A creepy aristocrat who recently arrived in town turns out to be a hungry vampire on the prowl in this debut horror yarn set in an unspecified Latin-American country.
A scary old estate called Isthamal hasn’t seen much activity in quite a long while. So when a silver-maned gentleman with mysterious Spanish roots suddenly takes up residence within its desolate walls, a watchful architect down the road named Rolando takes notice. It soon becomes clear that the new arrival is a vampire, or at the very least a very unsavory eccentric. Despite this, Rolando leaps at the chance to work with “The Count” on a promising new business venture. But soon, the architect’s wife, Sonia, starts having horrible nightmares about The Count, and a small band of impromptu vampire hunters, led by a student of the dark arts named Cosima, lops off her head, believing the beastly Count has transformed her into a vampire. D’Tejada is a talented writer with a facile prose style (“the artist had captured a look in which she could detect a mixture of cruelty and arrogance”). However, the characters in his underdeveloped universe curiously regard vampirism as an alien concept that requires the services of occult experts to understand. For example, horribly withered corpses, drained of blood and displaying telltale puncture marks on their necks, soon start popping up, which spurs local law enforcement into action—but these sheltered constables, as well as Cosima’s crew, seem oblivious to the obvious supernatural signs. Soon, the noose quickly begins to close around the distinctly coiffed Count’s neck when the cops call in the services of a police sketch artist. But will they catch The Count? An anticlimactic, ambiguous ending (“The End Or The Beginning Of A Tale Of The Vampire”) seems like an overeager, rather than ominous, declaration of things to come.
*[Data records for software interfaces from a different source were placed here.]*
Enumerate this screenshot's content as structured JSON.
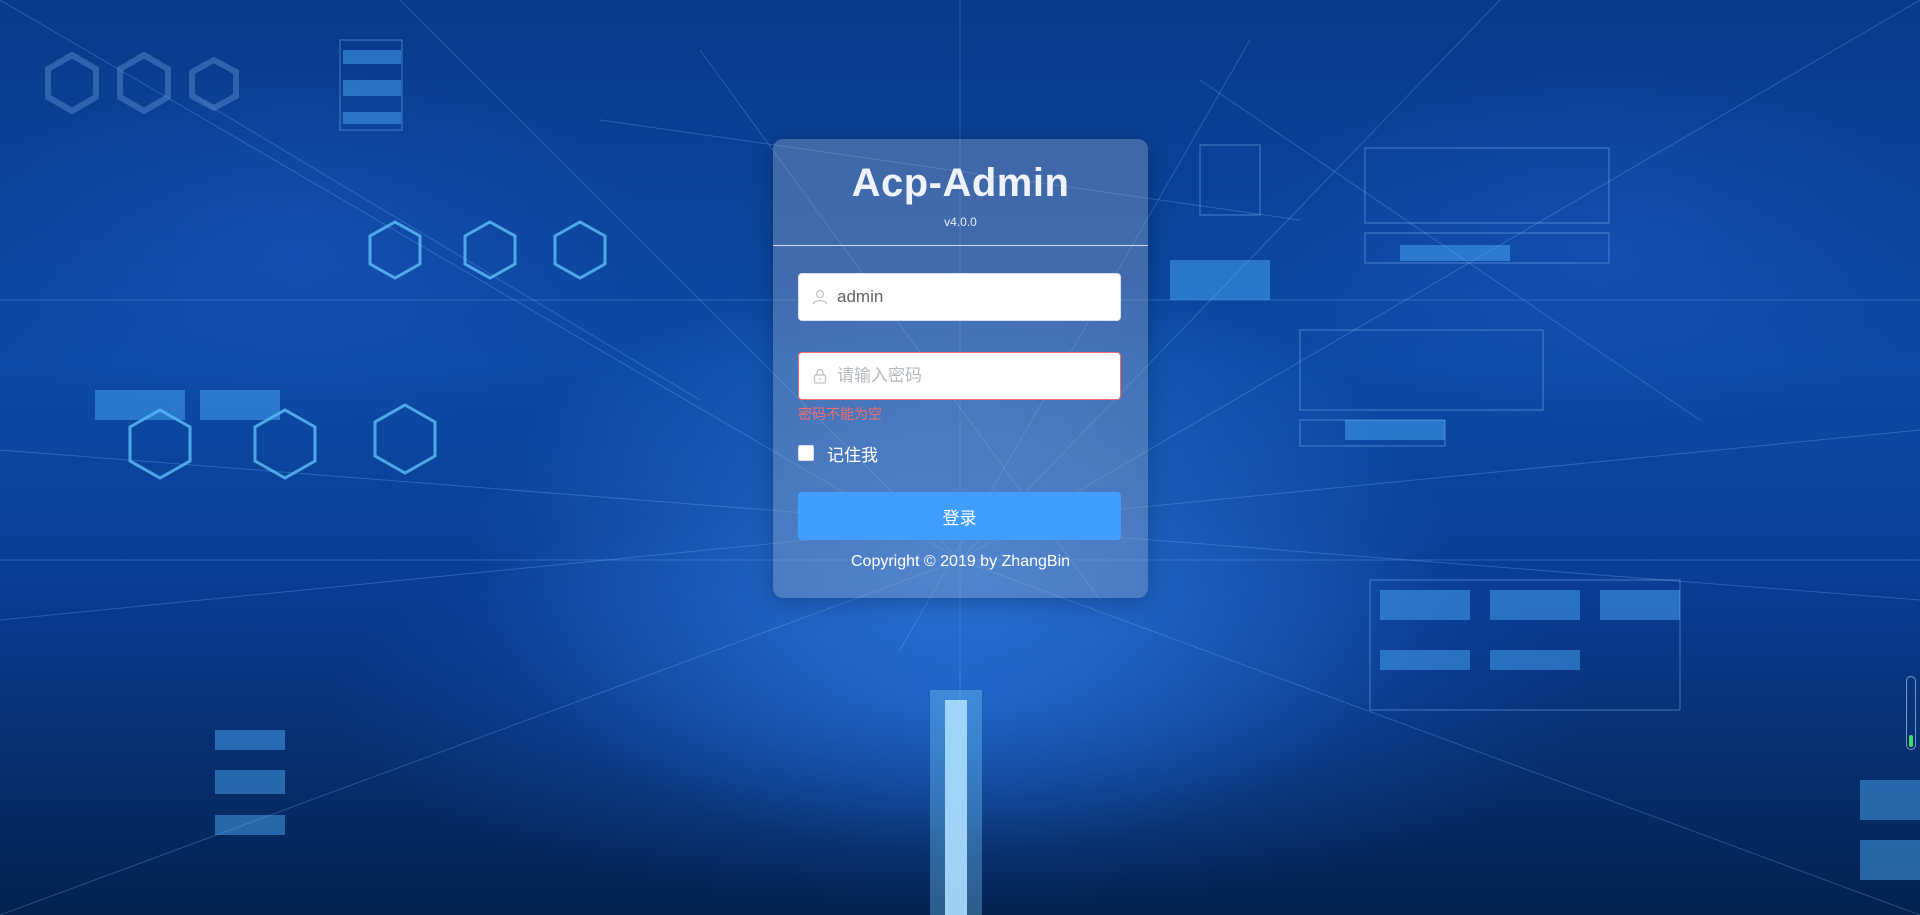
{
  "login": {
    "title": "Acp-Admin",
    "version": "v4.0.0",
    "username": {
      "value": "admin",
      "icon": "user-icon"
    },
    "password": {
      "value": "",
      "placeholder": "请输入密码",
      "icon": "lock-icon",
      "error": "密码不能为空"
    },
    "remember": {
      "label": "记住我",
      "checked": false
    },
    "submit_label": "登录",
    "copyright": "Copyright © 2019 by ZhangBin"
  },
  "colors": {
    "primary": "#409eff",
    "error": "#f56c6c",
    "background": "#0b4aa6"
  }
}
A sometimes-engaging horror tale, hampered by an undercooked plot.